Bull

What it is:

A bull has a positive outlook on an asset class or an entire market. In investing terminology, bull is the opposite of bear.

How it works/Example:

Investors have perceptions and expectations about the securities markets and whether or not the value of specific securities, as well as the market overall, will rise or fall. The bull (or "bullish investor") makes investments based on his or her belief that the market will climb higher or that certain securities will post gains.

The opposite is the bear (or "bearish investor"), who acts upon his or her belief that the market will decline in value or that certain securities will decline in value.

Why it Matters:

Market perceptions can affect securities prices depending on how many bulls or bears there are in the market. This is best expressed by the bull/bear ratio. In either case, bulls and bears can impact the direction of market movements as a result of the investments they make.

If you're having difficulties remembering the which animal describes what, just remember: A bull attacks by thrusting his horns in an upward movement, while a bear attacks by swiping his paw in a downward movement. Therefore, if the market goes up, it's a bull market; if the market trends down, it's a bear market.

For more details on the history of these words, read The Quirky And Brutal Origins Of The Terms 'Bear' And 'Bull.'

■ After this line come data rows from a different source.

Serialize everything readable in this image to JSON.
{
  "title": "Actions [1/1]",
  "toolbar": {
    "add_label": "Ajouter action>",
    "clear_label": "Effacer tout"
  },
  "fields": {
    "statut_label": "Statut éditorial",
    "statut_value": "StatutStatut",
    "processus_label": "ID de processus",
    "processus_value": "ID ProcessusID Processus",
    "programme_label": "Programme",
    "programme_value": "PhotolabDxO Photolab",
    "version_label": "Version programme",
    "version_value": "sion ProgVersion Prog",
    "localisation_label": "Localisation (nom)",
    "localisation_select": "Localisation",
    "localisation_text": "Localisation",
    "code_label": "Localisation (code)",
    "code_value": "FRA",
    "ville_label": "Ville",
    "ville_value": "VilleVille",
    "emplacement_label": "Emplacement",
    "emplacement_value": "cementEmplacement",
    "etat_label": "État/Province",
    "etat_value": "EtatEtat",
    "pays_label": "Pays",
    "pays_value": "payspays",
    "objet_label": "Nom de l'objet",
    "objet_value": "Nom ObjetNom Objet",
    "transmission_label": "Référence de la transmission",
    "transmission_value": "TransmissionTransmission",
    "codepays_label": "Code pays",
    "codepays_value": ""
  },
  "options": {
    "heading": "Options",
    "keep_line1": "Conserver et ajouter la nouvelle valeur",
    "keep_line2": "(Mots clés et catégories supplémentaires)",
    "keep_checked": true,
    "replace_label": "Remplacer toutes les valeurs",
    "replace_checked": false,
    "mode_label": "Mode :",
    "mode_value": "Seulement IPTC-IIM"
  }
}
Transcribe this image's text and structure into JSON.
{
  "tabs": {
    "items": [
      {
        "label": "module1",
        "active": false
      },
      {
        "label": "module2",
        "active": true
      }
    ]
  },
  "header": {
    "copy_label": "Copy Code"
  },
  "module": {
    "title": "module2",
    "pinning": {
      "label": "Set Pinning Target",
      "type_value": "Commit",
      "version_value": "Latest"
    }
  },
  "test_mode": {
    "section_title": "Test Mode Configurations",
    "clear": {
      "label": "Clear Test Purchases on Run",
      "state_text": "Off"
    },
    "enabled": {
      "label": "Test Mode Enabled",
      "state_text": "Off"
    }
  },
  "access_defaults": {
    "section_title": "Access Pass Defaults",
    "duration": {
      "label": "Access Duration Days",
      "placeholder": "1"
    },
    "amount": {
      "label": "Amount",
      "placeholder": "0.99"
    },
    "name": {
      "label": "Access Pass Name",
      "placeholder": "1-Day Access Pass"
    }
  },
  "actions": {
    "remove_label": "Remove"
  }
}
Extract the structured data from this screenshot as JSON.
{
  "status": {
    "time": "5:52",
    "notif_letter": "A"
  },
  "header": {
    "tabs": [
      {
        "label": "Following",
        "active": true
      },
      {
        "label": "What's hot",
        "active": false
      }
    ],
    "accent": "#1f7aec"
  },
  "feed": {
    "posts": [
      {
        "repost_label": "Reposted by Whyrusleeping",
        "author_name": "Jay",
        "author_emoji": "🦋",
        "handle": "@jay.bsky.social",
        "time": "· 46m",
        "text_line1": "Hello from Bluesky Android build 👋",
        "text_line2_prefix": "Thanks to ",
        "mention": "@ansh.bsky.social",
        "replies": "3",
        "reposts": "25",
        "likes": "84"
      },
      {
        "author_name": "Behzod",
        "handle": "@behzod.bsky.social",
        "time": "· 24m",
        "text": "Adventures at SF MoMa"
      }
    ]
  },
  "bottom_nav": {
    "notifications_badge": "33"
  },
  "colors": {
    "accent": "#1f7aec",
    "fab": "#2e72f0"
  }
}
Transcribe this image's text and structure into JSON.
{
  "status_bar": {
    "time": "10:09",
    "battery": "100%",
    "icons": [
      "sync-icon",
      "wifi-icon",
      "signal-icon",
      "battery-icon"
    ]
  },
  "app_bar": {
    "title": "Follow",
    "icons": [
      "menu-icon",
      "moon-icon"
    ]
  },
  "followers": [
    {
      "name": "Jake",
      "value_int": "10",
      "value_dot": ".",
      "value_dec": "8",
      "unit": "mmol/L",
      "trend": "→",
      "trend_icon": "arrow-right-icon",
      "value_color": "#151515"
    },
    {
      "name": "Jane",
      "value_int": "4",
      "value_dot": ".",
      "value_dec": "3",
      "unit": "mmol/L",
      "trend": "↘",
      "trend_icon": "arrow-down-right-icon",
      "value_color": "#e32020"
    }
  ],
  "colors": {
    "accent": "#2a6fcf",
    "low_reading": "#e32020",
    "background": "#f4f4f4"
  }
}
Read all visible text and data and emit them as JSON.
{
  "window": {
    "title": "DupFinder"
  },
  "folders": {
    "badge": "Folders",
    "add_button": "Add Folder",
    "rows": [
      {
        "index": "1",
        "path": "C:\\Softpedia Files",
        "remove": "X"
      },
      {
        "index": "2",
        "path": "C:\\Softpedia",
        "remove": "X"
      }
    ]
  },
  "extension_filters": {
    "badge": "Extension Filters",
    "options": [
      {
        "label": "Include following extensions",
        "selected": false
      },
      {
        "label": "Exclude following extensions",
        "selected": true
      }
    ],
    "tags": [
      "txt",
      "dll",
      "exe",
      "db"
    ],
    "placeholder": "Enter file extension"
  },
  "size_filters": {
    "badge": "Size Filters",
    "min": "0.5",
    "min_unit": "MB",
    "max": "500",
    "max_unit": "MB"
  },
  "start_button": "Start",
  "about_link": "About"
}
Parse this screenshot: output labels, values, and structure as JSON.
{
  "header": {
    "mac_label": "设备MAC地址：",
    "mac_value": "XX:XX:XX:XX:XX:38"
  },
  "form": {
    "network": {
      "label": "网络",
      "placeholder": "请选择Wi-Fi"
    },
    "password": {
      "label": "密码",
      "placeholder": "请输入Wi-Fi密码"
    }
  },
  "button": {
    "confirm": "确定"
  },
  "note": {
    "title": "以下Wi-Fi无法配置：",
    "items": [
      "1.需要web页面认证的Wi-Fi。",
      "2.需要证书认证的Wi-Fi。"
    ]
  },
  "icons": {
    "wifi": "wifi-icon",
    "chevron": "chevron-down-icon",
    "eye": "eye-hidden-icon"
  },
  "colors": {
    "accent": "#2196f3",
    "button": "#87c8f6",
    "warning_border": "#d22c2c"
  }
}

Best execution refers to the imperative that a broker, market maker, or other agent acting on behalf of an investor is obligated to execute the investor's order in a way that is most advantageous to the investor rather than the agent.